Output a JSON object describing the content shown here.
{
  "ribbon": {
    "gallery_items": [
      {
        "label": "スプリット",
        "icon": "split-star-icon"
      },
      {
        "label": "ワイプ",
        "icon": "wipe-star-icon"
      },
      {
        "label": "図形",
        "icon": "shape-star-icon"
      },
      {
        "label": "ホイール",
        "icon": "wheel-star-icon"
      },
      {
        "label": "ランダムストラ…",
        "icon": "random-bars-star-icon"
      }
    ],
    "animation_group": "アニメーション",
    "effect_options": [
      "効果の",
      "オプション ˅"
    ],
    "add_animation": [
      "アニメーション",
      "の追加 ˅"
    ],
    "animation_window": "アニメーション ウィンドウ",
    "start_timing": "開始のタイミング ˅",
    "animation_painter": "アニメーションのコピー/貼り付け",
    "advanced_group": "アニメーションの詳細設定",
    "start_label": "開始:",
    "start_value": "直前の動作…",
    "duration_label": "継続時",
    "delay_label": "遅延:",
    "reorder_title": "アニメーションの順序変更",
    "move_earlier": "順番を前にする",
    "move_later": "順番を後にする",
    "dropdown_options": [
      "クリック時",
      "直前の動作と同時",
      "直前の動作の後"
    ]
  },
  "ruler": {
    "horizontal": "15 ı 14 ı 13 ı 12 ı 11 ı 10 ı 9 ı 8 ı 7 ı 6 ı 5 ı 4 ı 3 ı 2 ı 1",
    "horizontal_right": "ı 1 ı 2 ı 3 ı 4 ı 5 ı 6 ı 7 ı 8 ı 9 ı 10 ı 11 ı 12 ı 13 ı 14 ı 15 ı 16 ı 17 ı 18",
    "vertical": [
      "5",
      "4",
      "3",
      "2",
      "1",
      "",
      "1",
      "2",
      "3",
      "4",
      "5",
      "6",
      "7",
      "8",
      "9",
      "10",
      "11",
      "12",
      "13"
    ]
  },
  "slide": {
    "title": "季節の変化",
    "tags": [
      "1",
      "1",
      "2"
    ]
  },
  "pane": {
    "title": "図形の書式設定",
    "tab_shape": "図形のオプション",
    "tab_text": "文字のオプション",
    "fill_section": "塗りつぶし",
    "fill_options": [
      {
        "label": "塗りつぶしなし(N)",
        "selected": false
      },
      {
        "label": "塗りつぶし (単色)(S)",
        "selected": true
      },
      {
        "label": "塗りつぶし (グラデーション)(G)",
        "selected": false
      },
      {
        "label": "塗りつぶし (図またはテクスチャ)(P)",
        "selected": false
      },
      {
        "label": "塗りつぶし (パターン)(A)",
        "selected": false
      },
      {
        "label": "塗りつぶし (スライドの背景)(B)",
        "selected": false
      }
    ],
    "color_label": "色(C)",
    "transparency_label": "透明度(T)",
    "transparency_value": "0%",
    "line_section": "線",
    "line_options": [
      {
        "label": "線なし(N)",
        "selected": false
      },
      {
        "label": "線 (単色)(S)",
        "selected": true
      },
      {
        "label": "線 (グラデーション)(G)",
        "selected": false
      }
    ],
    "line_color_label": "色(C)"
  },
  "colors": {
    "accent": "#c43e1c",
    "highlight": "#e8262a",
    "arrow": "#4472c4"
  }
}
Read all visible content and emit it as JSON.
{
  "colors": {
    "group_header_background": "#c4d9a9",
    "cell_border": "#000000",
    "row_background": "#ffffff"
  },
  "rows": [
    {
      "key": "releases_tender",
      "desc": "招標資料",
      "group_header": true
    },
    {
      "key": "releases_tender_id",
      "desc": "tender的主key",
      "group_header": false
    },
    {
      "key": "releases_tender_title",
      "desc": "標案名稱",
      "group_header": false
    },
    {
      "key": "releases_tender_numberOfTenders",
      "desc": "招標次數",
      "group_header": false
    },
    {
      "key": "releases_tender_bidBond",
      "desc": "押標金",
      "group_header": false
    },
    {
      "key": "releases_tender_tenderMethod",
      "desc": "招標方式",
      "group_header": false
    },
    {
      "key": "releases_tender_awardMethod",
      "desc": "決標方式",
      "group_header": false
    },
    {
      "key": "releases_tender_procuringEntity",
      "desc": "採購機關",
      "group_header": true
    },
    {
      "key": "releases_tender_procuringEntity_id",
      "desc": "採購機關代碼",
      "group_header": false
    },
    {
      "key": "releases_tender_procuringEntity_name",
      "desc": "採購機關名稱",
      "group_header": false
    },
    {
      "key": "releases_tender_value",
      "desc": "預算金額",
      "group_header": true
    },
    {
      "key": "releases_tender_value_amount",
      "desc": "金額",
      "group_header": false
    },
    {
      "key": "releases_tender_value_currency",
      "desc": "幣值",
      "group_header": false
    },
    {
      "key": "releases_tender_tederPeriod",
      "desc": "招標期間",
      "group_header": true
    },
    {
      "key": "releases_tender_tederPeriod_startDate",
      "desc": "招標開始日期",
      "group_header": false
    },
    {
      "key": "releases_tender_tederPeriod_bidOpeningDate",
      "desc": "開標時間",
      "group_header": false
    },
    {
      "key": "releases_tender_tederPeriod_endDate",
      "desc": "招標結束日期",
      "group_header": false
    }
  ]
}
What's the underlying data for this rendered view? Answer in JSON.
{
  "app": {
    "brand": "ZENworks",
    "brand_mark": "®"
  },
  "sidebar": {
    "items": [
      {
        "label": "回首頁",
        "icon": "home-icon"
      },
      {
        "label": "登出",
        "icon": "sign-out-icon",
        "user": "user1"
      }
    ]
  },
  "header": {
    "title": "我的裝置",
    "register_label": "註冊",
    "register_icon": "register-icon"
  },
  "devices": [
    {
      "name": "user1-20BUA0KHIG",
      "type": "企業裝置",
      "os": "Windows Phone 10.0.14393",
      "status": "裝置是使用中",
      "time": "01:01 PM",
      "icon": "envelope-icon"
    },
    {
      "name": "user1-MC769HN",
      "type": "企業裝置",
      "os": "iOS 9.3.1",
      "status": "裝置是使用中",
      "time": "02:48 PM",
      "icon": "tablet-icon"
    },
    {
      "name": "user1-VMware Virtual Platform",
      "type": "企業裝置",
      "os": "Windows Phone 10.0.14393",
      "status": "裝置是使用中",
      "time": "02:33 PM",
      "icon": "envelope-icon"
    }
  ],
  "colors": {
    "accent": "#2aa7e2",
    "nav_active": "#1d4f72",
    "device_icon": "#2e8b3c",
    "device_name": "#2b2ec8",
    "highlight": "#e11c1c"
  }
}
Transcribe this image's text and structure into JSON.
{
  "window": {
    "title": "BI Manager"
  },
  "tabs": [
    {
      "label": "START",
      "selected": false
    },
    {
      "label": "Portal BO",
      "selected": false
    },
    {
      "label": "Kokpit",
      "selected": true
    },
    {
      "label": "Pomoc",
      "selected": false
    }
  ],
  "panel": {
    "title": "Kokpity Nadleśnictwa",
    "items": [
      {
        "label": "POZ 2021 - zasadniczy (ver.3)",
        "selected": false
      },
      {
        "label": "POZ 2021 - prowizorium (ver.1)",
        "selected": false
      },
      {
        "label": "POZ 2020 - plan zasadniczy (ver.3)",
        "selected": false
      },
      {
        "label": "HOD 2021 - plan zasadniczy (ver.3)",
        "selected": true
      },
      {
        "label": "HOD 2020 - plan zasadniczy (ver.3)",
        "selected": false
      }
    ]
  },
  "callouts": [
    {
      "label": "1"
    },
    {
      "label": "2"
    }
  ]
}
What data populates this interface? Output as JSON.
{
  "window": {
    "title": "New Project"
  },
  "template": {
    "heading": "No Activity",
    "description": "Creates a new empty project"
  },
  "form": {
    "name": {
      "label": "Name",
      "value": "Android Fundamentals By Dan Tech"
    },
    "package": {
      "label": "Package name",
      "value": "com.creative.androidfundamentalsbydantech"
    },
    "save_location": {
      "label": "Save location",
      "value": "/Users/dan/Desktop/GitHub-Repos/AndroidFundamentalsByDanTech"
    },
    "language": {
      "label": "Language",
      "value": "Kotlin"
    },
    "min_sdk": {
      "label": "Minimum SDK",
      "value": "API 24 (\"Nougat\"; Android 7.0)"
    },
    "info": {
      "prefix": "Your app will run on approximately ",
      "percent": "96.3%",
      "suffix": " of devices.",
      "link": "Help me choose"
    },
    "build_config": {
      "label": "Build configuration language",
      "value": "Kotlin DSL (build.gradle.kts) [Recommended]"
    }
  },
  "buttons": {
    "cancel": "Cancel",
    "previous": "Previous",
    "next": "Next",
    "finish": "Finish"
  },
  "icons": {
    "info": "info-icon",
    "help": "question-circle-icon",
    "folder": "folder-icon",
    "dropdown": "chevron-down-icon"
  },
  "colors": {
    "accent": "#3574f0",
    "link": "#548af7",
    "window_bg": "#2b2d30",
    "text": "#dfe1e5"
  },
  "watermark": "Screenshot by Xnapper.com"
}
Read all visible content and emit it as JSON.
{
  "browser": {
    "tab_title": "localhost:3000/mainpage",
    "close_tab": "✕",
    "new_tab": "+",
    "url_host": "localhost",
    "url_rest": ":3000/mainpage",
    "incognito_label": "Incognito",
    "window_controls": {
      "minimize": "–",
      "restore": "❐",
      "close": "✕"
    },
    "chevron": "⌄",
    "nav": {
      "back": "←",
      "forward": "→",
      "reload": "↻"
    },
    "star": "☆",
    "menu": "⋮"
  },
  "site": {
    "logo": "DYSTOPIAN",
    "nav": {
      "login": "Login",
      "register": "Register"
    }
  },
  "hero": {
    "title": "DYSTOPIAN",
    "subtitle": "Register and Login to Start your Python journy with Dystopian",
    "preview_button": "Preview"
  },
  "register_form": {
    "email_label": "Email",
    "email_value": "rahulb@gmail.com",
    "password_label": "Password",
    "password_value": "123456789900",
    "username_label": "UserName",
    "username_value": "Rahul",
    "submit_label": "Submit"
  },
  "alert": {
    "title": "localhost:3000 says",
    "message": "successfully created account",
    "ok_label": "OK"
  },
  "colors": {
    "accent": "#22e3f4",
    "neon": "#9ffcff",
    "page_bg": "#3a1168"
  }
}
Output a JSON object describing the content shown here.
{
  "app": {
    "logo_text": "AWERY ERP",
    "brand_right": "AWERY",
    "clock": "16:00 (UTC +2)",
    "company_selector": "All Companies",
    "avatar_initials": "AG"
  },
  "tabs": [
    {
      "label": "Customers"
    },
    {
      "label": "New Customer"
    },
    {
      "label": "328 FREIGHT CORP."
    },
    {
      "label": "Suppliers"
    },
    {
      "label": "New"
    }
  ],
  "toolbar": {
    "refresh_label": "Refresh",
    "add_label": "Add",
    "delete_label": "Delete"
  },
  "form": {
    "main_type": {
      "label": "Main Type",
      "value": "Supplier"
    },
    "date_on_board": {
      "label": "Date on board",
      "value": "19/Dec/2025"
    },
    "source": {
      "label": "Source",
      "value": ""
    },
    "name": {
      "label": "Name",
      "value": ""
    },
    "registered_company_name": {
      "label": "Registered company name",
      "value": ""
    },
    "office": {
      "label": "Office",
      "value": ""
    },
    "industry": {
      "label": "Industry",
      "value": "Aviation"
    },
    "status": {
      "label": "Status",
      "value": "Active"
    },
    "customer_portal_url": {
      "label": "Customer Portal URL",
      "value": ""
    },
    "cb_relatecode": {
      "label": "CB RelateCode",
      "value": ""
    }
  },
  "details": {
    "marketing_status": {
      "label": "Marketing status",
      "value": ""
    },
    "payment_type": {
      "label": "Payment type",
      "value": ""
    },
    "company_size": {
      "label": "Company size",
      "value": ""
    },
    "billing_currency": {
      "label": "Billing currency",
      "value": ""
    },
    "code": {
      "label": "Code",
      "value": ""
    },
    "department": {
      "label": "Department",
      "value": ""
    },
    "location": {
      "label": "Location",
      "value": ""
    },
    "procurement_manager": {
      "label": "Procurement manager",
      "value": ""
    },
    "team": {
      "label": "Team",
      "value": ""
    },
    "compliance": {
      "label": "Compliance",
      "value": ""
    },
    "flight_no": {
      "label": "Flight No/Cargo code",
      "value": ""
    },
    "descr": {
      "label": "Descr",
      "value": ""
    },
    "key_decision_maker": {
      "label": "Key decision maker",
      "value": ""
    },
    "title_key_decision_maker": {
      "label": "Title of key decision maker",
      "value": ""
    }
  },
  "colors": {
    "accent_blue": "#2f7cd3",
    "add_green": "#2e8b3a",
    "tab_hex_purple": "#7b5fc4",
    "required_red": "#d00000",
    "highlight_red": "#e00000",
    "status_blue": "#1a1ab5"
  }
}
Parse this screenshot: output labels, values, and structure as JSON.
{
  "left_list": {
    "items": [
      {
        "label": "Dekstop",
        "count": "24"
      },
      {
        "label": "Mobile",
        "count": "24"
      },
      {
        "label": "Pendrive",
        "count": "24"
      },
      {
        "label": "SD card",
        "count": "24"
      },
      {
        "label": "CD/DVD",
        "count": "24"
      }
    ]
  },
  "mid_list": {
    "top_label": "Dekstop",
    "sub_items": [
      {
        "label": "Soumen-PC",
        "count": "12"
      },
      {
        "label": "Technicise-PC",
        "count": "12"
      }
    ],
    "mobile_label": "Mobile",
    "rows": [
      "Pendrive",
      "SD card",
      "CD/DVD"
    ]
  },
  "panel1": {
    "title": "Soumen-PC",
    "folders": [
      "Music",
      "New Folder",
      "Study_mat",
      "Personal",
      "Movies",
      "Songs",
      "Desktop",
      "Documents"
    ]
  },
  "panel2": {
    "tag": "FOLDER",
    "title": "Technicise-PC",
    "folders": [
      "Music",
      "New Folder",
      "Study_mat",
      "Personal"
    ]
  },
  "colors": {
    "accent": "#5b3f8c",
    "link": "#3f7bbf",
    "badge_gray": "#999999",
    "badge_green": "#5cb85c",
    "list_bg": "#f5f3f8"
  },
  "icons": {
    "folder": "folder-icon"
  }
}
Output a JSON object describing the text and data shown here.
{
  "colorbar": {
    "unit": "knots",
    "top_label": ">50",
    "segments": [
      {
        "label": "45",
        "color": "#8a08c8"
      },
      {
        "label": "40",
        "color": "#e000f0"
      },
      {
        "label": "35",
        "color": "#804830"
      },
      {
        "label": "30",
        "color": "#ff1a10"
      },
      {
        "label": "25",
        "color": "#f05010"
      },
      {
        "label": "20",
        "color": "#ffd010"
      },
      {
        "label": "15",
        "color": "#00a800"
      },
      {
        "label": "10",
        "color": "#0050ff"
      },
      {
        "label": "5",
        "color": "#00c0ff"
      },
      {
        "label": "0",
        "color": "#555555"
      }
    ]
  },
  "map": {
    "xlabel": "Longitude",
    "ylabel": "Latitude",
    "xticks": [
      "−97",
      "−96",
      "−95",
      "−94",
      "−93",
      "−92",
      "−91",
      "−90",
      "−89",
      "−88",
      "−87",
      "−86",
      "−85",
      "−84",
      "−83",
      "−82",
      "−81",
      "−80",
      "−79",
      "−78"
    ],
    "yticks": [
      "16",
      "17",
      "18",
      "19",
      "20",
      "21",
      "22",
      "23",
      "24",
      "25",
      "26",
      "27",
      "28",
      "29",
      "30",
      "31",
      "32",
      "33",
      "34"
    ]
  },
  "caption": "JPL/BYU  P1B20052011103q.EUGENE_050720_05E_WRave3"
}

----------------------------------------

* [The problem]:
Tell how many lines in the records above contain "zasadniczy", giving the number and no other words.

* [Exercise solution]:
4